Wednesday's trip to the Midlands for a Carling Cup tie against the First Division side looks like make or break for the man who once graced Tottenham's midfield with consummate skills. Hoddle acknowledged that last night when he said: "The cup game must be a turning point. We have got to lift ourselves for that game, it's as simple as that. I have been in football long enough to know there are turning points. We have to pull together, keep working and show the character to turn it around."
Gordon Strachan, told that his Southampton side were fourth in the table, said: "I'm going home to stare at the Teletext for three hours with a Coca-Cola and a packet of crisps." Hoddle can afford no such luxury, and he knows a cup tie against a side from a lower division is loaded. Defeat is a disaster, but victory means little positive - so what if Spurs win comfortably? Hoddle's managerial methods were questioned when he was in charge of England and he cut short his rehabilitation by being tempted back to north London where he has been under pressure to inspire from off the field the kind of football with which he had beguiled the fans on it in the Seventies and Eighties.
Typically it was one of the players who flourished during Hoddle's reign at Southampton, James Beattie, who set the Saints on their way with a header from a corner after only three minutes. It was a goal that must have had special meaning for a man who had criticised Hoddle's man-management at Southampton. Beattie rubbed in his point by hammering in a 25-yard free-kick just before the interval.
As the past continued to haunt Hoddle, Kevin Phillips, a player he had wanted to sign for Spurs from Sunderland, made it 3-0 after an hour. That was 10 goals conceded in Tottenham's last three games, and Frédéric Kanouté's strike two minutes later offered little optimism for the home fans.

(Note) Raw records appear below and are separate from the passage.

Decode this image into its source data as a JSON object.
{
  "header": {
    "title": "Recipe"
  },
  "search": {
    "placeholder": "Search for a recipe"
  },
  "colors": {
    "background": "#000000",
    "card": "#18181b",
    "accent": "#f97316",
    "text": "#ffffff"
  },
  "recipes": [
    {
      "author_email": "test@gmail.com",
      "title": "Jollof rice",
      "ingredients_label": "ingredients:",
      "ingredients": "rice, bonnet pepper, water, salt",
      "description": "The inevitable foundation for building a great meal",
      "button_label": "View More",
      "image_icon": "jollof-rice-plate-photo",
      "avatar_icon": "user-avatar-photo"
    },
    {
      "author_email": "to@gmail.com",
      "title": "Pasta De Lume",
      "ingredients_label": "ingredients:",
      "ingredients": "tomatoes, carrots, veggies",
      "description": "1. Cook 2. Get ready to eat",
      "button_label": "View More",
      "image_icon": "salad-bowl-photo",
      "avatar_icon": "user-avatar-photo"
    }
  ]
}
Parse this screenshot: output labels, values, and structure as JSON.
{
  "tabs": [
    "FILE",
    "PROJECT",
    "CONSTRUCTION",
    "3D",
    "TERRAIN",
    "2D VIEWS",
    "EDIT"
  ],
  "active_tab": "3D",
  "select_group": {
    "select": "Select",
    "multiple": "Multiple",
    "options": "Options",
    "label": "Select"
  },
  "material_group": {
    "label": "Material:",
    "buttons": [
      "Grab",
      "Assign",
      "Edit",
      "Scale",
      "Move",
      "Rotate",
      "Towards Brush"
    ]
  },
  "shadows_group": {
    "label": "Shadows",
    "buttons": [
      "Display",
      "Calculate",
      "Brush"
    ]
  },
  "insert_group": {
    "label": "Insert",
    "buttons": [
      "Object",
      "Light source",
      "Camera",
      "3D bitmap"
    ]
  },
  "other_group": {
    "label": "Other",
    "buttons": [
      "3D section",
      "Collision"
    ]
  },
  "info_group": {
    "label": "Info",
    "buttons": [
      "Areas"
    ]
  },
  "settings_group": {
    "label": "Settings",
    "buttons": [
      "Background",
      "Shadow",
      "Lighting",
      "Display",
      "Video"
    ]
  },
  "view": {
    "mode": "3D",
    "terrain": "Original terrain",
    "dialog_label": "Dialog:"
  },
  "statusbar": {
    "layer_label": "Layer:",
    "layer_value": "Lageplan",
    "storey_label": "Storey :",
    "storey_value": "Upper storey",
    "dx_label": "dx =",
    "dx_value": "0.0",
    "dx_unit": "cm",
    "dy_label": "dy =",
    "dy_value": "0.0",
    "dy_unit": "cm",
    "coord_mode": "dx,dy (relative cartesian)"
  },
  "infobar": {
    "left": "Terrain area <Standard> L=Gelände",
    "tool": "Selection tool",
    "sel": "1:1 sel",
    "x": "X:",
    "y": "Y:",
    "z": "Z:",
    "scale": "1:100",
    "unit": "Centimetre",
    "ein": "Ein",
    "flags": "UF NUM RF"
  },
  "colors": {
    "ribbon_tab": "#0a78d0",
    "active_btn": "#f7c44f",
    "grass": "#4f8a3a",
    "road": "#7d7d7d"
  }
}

There was something to cheer, though, for the watching England coach, who must have been impressed by Beattie's finishing, even though it was against a defence of Liechtenstein proportions. He could sort out that back line, surely, and he will be in the market for a club job again once his England stint is over. But that will be at Chelsea, won't it? Not necessarily. We hear he has been tempted by the lure of talents beyond compare but the message emanating from Stamford Bridge yesterday was a different one we have heard before in connection with Eriksson: he thought he loved the Swede but he has decided to stick with the Italian. But the "he" in question was not Eriksson; it was Chelsea's new owner, Roman Abramovich.
According to Chelsea's Italian coach, Claudio Ranieri, the Russian whose wealth has oiled the wheels of progress in west London arrived with the idea of installing Eriksson as manager, but has now abandoned it. Dismissing the prospect of being replaced as "rubbish", Ranieri said yesterday: "I've spoken with the directors. Maybe there was something before Roman Abramovich met me - but that finished everything." Oh well, there's always Tottenham.
Abramovich's summer spending started things moving at Chelsea and the only way looked to be up. Yesterday they reached the top by thrashing Wolves 5-0 at Molineux in a match marked by Hernan Crespo's first Premiership goal with his first touch after coming on as a substitute. He added another to complete a rout that was started by Frank Lampard, who put in another superb performance (more good news for Eriksson), and continued by Jimmy Floyd Hasselbaink and Damien Duff.Reuse content